Determine how many lines in the records hold the word "icon". Return the number alone.

DATA SECTION START

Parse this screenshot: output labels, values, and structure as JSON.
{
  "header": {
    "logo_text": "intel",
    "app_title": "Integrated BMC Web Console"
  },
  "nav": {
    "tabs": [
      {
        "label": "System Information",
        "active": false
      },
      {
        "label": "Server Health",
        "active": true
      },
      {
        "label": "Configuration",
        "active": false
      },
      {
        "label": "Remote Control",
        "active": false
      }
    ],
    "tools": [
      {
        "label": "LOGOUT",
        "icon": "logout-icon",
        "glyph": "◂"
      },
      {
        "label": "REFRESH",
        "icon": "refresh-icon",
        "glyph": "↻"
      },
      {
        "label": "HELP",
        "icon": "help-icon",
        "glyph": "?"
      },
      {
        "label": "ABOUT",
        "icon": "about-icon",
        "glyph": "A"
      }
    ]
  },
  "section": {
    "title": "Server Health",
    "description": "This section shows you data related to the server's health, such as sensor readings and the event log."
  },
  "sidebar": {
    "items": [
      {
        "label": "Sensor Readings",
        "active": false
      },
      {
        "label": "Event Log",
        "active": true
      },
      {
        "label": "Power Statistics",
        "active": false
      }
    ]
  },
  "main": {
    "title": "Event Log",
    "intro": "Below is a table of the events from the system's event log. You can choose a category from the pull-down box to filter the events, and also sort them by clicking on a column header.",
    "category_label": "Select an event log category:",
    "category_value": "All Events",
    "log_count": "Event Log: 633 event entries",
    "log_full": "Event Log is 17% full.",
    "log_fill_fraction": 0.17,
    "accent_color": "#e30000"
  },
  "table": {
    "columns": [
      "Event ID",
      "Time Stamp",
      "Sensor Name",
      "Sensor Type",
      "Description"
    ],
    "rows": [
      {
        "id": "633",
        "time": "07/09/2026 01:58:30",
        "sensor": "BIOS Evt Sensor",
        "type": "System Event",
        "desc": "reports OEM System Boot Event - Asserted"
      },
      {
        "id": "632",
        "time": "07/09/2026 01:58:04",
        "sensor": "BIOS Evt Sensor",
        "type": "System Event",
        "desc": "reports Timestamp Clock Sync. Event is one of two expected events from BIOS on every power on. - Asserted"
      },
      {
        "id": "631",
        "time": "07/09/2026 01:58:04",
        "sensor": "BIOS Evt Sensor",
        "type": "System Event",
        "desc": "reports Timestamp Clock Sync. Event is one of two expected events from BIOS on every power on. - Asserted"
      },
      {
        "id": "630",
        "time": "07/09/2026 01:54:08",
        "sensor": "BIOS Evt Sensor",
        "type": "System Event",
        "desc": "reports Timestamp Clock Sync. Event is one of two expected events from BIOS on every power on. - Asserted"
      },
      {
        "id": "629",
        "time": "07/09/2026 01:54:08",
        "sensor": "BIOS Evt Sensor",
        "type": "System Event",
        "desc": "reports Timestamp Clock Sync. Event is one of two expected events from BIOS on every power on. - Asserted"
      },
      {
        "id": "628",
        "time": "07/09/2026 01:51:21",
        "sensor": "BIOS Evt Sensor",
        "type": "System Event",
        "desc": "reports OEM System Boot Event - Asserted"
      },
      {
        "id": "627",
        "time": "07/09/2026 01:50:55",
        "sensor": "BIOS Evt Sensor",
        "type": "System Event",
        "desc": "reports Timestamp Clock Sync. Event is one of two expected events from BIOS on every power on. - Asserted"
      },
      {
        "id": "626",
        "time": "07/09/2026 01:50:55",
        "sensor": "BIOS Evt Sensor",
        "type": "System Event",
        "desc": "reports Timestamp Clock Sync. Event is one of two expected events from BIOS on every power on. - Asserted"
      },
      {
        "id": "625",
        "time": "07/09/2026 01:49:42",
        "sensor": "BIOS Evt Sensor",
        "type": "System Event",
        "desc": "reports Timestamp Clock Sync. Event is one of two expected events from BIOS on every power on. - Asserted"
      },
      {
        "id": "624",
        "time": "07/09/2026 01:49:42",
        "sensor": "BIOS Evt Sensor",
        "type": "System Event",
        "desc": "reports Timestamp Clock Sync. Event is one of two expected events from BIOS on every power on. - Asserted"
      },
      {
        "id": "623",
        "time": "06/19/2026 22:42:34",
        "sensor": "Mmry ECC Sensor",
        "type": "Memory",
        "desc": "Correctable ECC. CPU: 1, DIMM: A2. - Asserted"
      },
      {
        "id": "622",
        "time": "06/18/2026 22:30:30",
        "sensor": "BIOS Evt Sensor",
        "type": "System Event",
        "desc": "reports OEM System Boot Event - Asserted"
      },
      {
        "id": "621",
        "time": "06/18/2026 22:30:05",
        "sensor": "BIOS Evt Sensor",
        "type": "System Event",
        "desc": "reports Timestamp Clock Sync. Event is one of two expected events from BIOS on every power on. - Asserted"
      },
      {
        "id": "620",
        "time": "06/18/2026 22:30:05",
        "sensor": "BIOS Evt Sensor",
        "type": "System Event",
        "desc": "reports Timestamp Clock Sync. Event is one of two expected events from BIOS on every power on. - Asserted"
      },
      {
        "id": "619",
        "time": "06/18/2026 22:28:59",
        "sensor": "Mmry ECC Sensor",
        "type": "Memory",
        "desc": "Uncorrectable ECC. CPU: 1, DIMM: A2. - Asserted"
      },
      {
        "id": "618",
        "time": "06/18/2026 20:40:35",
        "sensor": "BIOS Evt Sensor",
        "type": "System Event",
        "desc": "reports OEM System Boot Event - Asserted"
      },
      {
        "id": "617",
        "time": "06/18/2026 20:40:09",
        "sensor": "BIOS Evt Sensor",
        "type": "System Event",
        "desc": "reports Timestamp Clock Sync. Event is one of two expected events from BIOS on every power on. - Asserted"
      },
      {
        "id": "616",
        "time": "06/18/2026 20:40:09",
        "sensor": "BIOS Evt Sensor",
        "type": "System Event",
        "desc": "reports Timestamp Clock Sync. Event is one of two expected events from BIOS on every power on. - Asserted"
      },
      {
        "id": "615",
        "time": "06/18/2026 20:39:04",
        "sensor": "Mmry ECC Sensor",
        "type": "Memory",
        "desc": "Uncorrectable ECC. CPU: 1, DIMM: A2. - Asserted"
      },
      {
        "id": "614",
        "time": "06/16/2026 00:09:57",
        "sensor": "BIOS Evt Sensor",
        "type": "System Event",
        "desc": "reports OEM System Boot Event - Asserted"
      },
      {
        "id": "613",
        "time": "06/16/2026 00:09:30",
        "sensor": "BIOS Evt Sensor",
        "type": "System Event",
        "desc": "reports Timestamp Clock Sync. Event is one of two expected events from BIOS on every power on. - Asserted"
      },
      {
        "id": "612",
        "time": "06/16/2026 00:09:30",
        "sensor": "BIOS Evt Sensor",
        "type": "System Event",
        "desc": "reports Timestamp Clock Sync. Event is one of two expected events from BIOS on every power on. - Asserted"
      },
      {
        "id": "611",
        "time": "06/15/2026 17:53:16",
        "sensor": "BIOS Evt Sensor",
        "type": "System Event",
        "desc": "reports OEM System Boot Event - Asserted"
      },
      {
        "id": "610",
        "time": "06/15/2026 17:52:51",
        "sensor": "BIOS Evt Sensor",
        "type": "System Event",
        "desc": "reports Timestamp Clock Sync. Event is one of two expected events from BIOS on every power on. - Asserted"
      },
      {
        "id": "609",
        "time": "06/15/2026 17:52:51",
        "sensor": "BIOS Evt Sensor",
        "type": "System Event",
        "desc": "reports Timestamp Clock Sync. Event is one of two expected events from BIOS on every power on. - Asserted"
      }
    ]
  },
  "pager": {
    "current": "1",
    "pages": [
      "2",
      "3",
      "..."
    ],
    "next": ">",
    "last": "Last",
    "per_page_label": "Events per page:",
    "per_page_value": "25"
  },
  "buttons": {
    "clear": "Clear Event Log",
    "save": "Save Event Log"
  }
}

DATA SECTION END

> **REPLY TO THE EXERCISE**: 4